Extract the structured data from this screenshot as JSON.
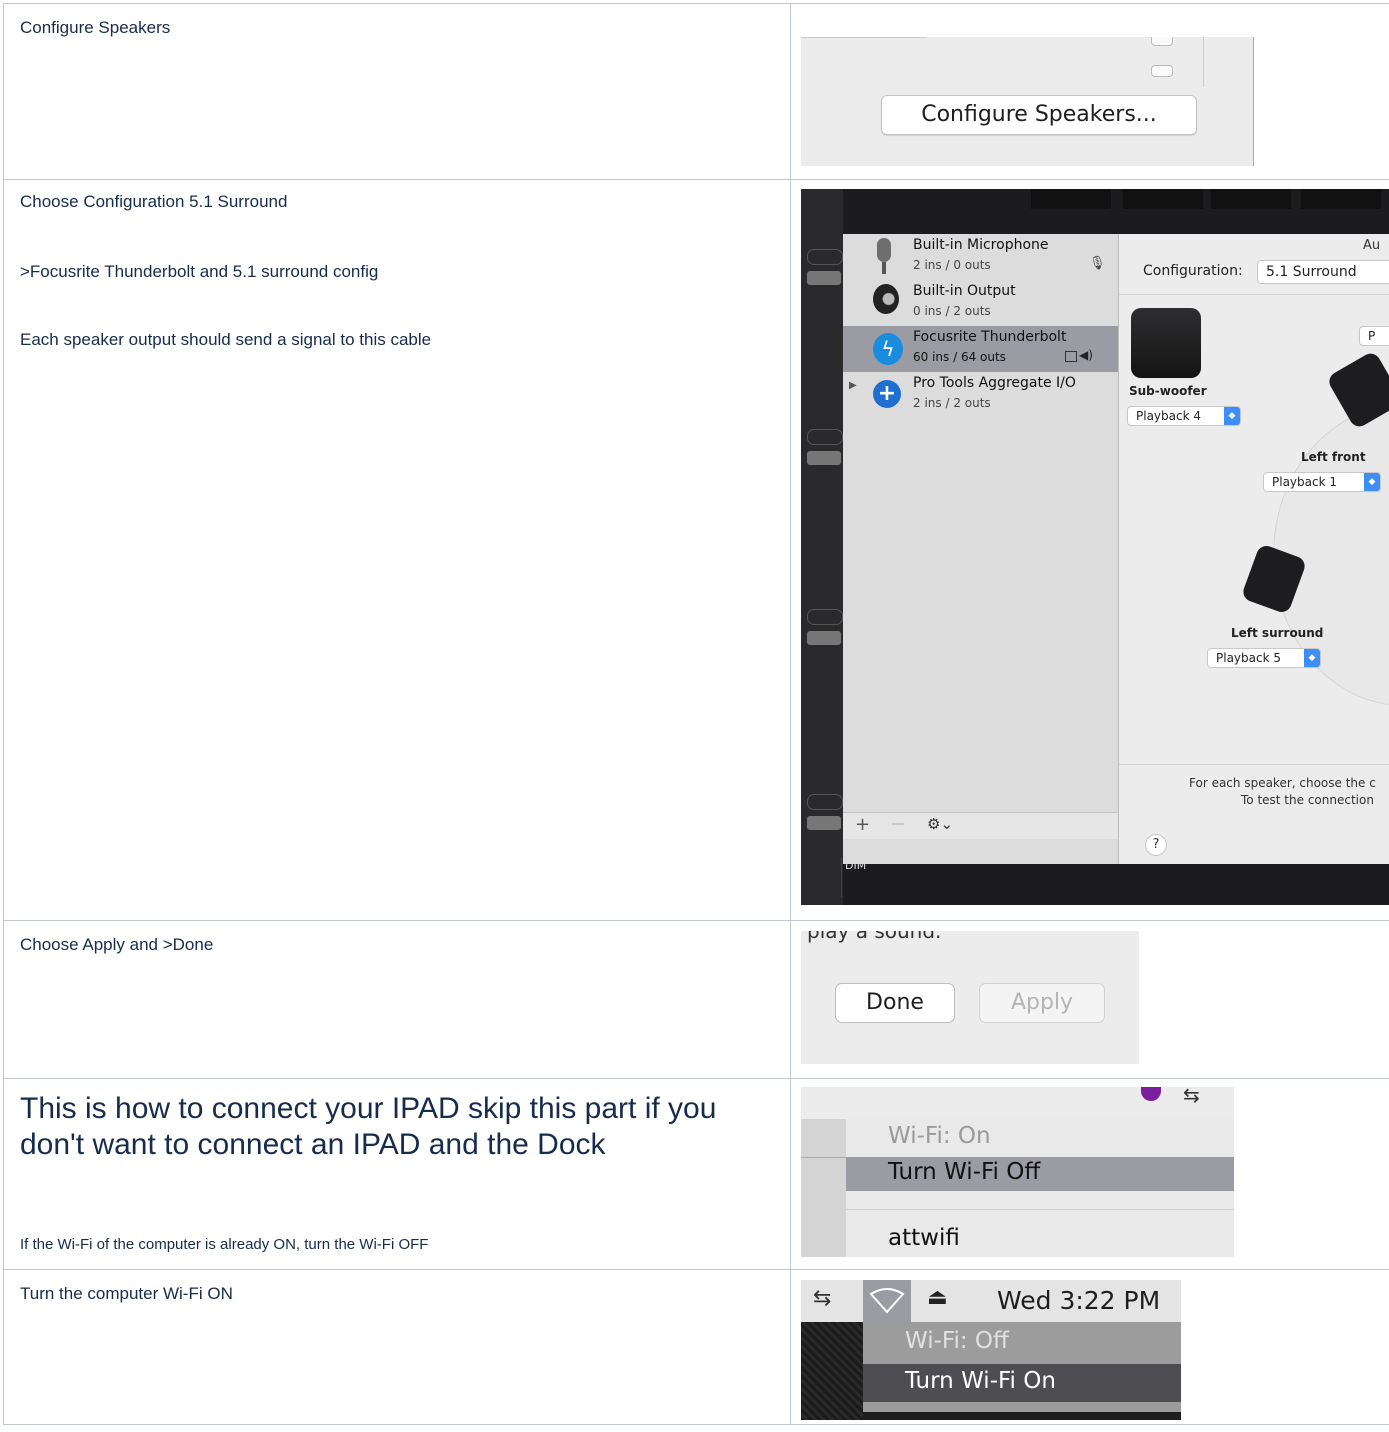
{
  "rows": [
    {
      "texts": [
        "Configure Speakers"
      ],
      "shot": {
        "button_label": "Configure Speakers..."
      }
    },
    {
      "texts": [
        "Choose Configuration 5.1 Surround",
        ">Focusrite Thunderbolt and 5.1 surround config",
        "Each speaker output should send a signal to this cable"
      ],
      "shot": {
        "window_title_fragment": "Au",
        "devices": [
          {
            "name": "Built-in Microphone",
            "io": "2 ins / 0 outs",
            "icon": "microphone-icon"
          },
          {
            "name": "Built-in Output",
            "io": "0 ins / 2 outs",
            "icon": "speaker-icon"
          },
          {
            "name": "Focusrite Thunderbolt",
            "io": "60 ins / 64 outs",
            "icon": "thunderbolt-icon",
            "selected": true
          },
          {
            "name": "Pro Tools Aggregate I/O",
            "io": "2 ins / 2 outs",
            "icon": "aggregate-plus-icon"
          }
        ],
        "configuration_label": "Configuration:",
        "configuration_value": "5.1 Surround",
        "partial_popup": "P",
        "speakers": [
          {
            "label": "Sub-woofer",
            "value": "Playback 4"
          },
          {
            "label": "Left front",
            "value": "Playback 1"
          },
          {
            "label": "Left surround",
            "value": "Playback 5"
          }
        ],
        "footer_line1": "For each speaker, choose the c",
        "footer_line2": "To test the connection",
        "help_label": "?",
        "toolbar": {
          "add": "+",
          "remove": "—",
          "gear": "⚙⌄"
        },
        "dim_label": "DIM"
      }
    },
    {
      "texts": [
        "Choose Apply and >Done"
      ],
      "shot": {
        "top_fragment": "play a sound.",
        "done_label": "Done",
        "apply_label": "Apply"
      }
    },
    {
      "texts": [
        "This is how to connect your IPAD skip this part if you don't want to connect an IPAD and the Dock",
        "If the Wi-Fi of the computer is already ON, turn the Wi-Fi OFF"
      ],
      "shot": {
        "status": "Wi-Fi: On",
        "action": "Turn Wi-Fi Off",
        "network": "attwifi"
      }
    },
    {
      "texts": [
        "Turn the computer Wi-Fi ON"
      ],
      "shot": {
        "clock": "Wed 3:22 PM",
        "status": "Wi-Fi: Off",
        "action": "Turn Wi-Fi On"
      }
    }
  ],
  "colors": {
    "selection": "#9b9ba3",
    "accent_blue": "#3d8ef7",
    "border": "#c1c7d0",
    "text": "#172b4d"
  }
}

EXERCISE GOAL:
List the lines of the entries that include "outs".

RESPONSE BELOW:
            "io": "2 ins / 0 outs",
            "io": "0 ins / 2 outs",
            "io": "60 ins / 64 outs",
            "io": "2 ins / 2 outs",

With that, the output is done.